◆ MATERIAL FOR THIS TASK:
Content starts

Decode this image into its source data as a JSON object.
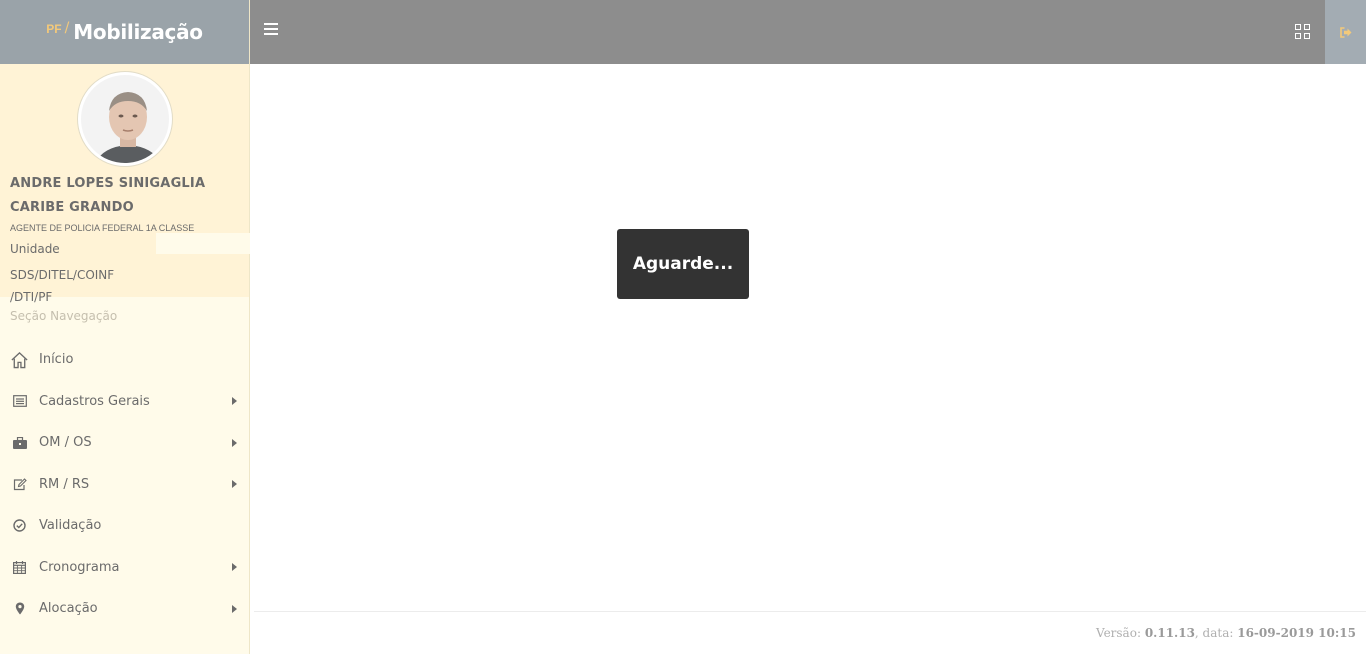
{
  "brand": {
    "prefix": "PF",
    "separator": "/",
    "title": "Mobilização"
  },
  "user": {
    "name": "ANDRE LOPES SINIGAGLIA CARIBE GRANDO",
    "role": "AGENTE DE POLICIA FEDERAL 1A CLASSE",
    "unit_label": "Unidade",
    "unit_value": "SDS/DITEL/COINF /DTI/PF"
  },
  "nav": {
    "section_title": "Seção Navegação",
    "items": [
      {
        "label": "Início",
        "icon": "home-icon",
        "has_submenu": false
      },
      {
        "label": "Cadastros Gerais",
        "icon": "list-icon",
        "has_submenu": true
      },
      {
        "label": "OM / OS",
        "icon": "briefcase-icon",
        "has_submenu": true
      },
      {
        "label": "RM / RS",
        "icon": "edit-icon",
        "has_submenu": true
      },
      {
        "label": "Validação",
        "icon": "check-circle-icon",
        "has_submenu": false
      },
      {
        "label": "Cronograma",
        "icon": "calendar-icon",
        "has_submenu": true
      },
      {
        "label": "Alocação",
        "icon": "map-marker-icon",
        "has_submenu": true
      }
    ]
  },
  "loading": {
    "text": "Aguarde..."
  },
  "footer": {
    "version_label": "Versão:",
    "version_value": "0.11.13",
    "date_label": ", data:",
    "date_value": "16-09-2019 10:15"
  },
  "colors": {
    "topbar": "#8d8d8d",
    "brand_bg": "#9aa3a9",
    "sidebar_bg": "#fffbea",
    "profile_bg": "#fff3d6",
    "loading_bg": "#333333",
    "accent": "#f3c97a"
  }
}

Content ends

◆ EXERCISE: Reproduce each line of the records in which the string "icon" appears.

◆ RESPONSE BOX:
        "icon": "home-icon",
        "icon": "list-icon",
        "icon": "briefcase-icon",
        "icon": "edit-icon",
        "icon": "check-circle-icon",
        "icon": "calendar-icon",
        "icon": "map-marker-icon",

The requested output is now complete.